Investors’ excitement in broad market traction brings total funding in one year to $17M
One year after emerging from stealth, Karamba Security, a provider of autonomous cybersecurity solutions for connected and autonomous vehicles, has shifted the paradigm of automotive cybersecurity from detection to prevention with manufacturers, OEMs and Tier-1 suppliers. The move has attracted $12 million in Series B funding to accelerate its growth.
The new round, announced today, brings Karamba’s total funding amount to $17 million within 15 months. The new funds will be used to meet the rapidly growing demand for Karamba’s solutions by expanding resources in customer support, sales and R&D.
The B round is co-led by existing investors YL Ventures and Fontinalis Partners with strategic investments from: • Paladin Capital Group, a multi-stage investor in cybersecurity solutions for government and commercial markets • Liberty Mutual Strategic Ventures; the early stage venture capital arm for Liberty Mutual’s U.S. Consumer Markets business • Presidio Ventures, the early stage investment vehicle of Sumitomo Corporation and • Asgent, Inc., a Tokyo Stock Exchange-traded provider of network security operations management solutions
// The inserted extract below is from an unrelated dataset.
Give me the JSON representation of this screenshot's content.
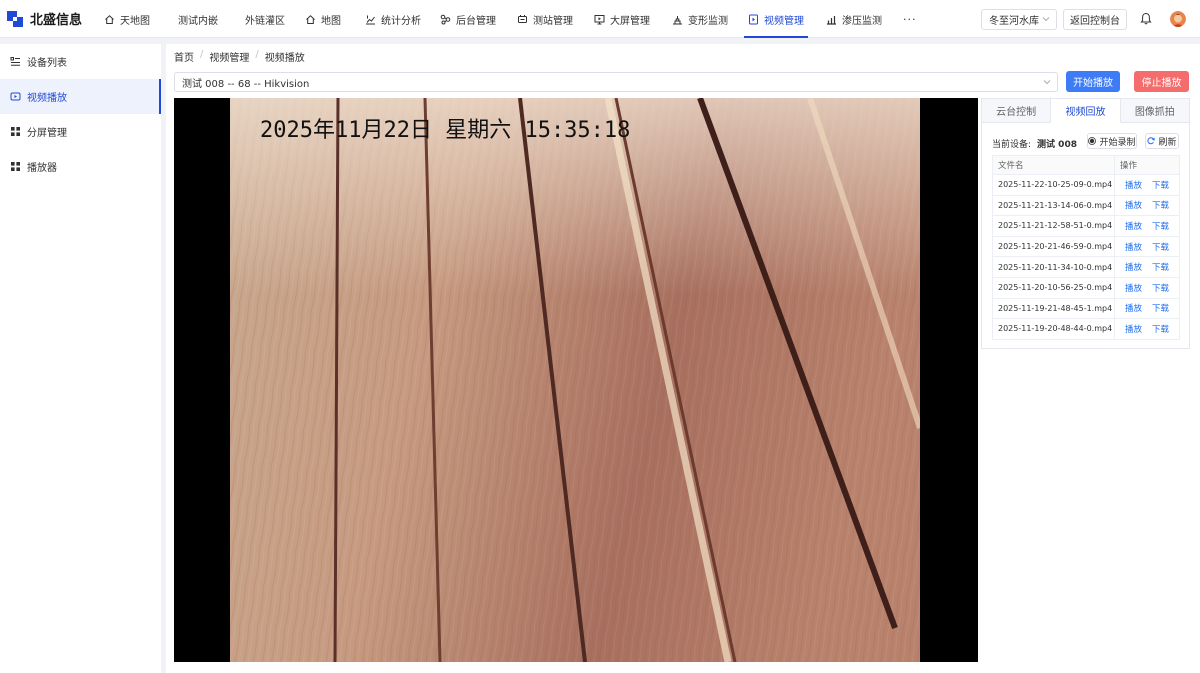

No strategic investor was granted a board seat. Previously, Fontinalis led an A round of $2.5 million round with YL Ventures and GlenRock. YL Ventures provided $2.5 million in early stage seed funding. After white hat hackers repeatedly demonstrated they could successfully exploit security bugs in a connected car’s code to infiltrate its safety systems, the FBI, Department of Transportation, and the National Highway Traffic Safety Administration issued a Public Safety Alert that highlighted the dangers to new and existing cars on the road that jeopardize people’s lives.
They warned today’s vehicles are “increasingly vulnerable to remote exploits” that allow a hacker to “manipulate critical vehicle control systems,” potentially even from nation-state actors. “Car security is about consumer safety, not data security,” said Chris Inglis, managing director of Paladin Capital Group and former deputy chief of the DoD’s National Security Agency. “We are entering a new era in cybersecurity which demands a new approach to not only nationstate hacktivism and national security, but also protecting cars from cyberattacks to safeguard people’s lives.”
Russ MacTough, managing director at Liberty Mutual Strategic Ventures, agrees. “As a major insurer, we are extremely concerned about cyberattacks in the automotive world. Not only is it a consumer safety issue, but any incident could also burden car manufacturers with recall costs and owners with increasing premiums against the risks,” he said. CEO Ami Dotan and chairman David Barzilai co-founded Karamba Security with a unique approach to automotive cybersecurity software leveraging the talent and innovative technology of their Israeli team’s cyber defense and intel expertise.
Karamba’s technology is designed to seal off a car’s infotainment system, GPS device and roadside assistance program by locking down code at the electronic control unit (ECU) level to ensure that only legitimate, factoryauthorized programs can run and everything else is blocked. By blocking access to those entry points it prevents cyberattacks from any intruder trying to reach critical driving functions like the steering, ignition and brakes. Within 15 months, Karamba engaged with 16 automobile OEMs and Tier-1 suppliers and was chosen as the cyber prevention vendor of choice by one OEM and a Tier-1 for detection and prevention.
The company was recognized with the 2017 North American Frost & Sullivan Award for Automotive New Product Innovation. “We make sure that only what’s part of the factory settings can run,” said David Barzilai, Karamba’s co-founder and executive chairman. “Once we recognize foreign code, we prevent it from executing, effectively blocking any attack. Our deterministic approach stands in sharp contrast to network-based solutions that rely on probabilities to try to identify attacks in progress and block them, an unreliable technique that creates safety risks by potentially blocking legitimate commands.” “We’re delighted to have YL Ventures and Fontinalis Partners continue their steadfast investment in Karamba Security while having Paladin, Sumitomo, Liberty Mutual and Asgent come on board,” said Dotan. “Their commitment to Karamba Security demonstrates that our solutions are the optimal choice for meeting consumer safety and the automobile industry’s urgent security concerns.”